- Scope of work. Include the list of evaluation tasks, all evaluation deliverables, and due dates for the completion of tasks and the submission of deliverables.
- Evaluation personnel and task responsibilities. Identify who will do the work. Evaluations often involve a team on which there is a senior evaluator who heads the team and junior staff who do much of the work. You should know which tasks the head evaluator will perform and which tasks will be carried out by assistants. The contract should also specify any evaluation tasks that will be the responsibility of your program staff.

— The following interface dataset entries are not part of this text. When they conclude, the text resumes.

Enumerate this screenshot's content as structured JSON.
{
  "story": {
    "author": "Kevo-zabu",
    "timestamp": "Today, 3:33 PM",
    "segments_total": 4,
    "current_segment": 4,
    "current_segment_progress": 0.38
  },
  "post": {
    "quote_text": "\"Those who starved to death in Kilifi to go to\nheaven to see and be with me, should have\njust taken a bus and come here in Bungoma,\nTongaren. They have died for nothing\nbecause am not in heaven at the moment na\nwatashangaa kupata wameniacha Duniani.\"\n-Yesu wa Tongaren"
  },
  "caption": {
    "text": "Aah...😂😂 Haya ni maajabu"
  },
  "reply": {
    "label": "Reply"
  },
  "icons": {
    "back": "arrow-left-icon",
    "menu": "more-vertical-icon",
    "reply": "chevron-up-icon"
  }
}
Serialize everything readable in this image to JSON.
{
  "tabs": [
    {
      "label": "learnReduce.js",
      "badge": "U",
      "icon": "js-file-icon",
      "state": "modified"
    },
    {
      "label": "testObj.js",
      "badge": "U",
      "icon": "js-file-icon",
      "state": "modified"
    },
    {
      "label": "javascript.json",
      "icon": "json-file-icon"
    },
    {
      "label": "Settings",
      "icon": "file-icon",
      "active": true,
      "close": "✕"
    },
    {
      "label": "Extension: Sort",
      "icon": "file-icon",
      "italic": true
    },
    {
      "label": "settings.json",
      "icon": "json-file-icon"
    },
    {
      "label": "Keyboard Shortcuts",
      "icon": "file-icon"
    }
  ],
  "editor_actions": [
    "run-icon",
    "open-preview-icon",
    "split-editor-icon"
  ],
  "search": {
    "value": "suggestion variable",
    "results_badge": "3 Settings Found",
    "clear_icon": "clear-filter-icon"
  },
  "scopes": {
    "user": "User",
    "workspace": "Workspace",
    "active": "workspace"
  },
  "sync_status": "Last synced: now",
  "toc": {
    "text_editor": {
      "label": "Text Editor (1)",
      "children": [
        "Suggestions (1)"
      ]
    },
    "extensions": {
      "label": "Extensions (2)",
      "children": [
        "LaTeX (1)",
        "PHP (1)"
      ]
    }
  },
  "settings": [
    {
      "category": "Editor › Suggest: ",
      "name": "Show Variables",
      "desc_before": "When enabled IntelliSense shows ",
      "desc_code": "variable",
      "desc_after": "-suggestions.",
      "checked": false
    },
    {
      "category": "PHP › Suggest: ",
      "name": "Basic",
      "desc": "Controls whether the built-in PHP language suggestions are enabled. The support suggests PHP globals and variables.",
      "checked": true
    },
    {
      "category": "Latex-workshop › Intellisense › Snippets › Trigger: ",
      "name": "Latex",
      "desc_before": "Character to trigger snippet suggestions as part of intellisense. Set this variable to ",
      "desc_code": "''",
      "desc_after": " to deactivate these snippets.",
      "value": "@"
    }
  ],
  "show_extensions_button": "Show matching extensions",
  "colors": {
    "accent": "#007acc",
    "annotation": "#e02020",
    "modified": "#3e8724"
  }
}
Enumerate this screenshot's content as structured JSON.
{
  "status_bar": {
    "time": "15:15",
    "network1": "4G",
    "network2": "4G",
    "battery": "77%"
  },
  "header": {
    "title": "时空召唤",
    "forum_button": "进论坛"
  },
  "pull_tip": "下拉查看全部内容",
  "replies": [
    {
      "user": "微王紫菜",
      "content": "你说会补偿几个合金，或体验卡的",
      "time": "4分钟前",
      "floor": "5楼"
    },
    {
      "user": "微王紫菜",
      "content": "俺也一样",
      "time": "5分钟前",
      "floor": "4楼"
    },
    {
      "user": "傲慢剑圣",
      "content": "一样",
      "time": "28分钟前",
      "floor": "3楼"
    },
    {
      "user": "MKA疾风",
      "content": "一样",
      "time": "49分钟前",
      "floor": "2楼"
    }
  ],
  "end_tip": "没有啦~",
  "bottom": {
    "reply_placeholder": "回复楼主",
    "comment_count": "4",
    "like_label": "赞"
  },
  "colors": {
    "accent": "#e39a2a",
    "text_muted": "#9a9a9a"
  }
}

- Ownership of data. Specify who owns the information and data collected by the evaluator and who has publication rights. The program or its parent agency usually owns this information. Authorized agency staff should always clear the release of information to outside parties. This includes the publication of data in professional papers and journal articles.
- Expected contacts with the program. The evaluator needs to keep the program staff informed about the status of the evaluation. The contract should specify any required progress reports, meetings with the program staff, and attendance at other meetings.
Regular face-to-face interaction provides you with the opportunity to monitor the progress of each task in the scope of work. During these meetings, ask the evaluator to brief you on the status of each task and identify any problems that have been encountered. Use these meetings to make any changes formally to the evaluation design. Monthly meetings with the evaluator are not too much to expect. If regular in-person meetings are not possible, regular conference calls can suffice.
Any time you are unsure about the work that is being done, ask questions. Continue to ask questions until you understand what is going on. Don’t be afraid to ask for explanations of how work activities relate to the tasks in the scope of work.
Require progress reports. Brief monthly or quarterly progress reports are helpful. It is important that these reports should cover at least three areas:
- activities that were undertaken during the reporting period,
- any problems or issues that surfaced and how they were addressed
- activities that are expected to be carried out during the next reporting period.
Progress reports should be kept brief.
Adhere to the schedule of deliverables.
Make sure that all reports and other products are delivered according to schedule. Don’t be afraid to ask in advance if the next scheduled deliverable will be on time. Delays in the delivery of one product may have a ripple effect on the delivery of subsequent products. If the delivery schedule is too tight or unrealistic, modify the schedule to avoid future problems.
Adhere to the agreed upon payment schedule.
Evaluation consultants can be paid in a variety of ways. This is something you need to negotiate with your consultant before a contract is signed. Small consulting contracts are sometimes paid in one lump sum at the end of a contract or when the final evaluation report is submitted. Larger contracts are often paid in monthly installments upon the consultant’s submission of a detailed time log.
Perhaps one of the most important things to remember is to deal with issues or concerns as they arise. Trust your instincts—don’t sweep problems under the rug or ignore nagging worries just because you don’t know all the subtleties of evaluation design. Treat your evaluator as you would any other staff member. Remember, he or she is not on board to judge you or your program but to work with you to improve the quality of the services you provide.
Additional evaluation resources can be found in the Evaluation Toolkit.
This publication is based on material from Locating, Hiring, and Managing an Evaluator, a Web-based course designed and implemented by the Northeast Center for the Application of Prevention Technologies (CAPT), Health and Human Development Programs, Education Development Center, Inc.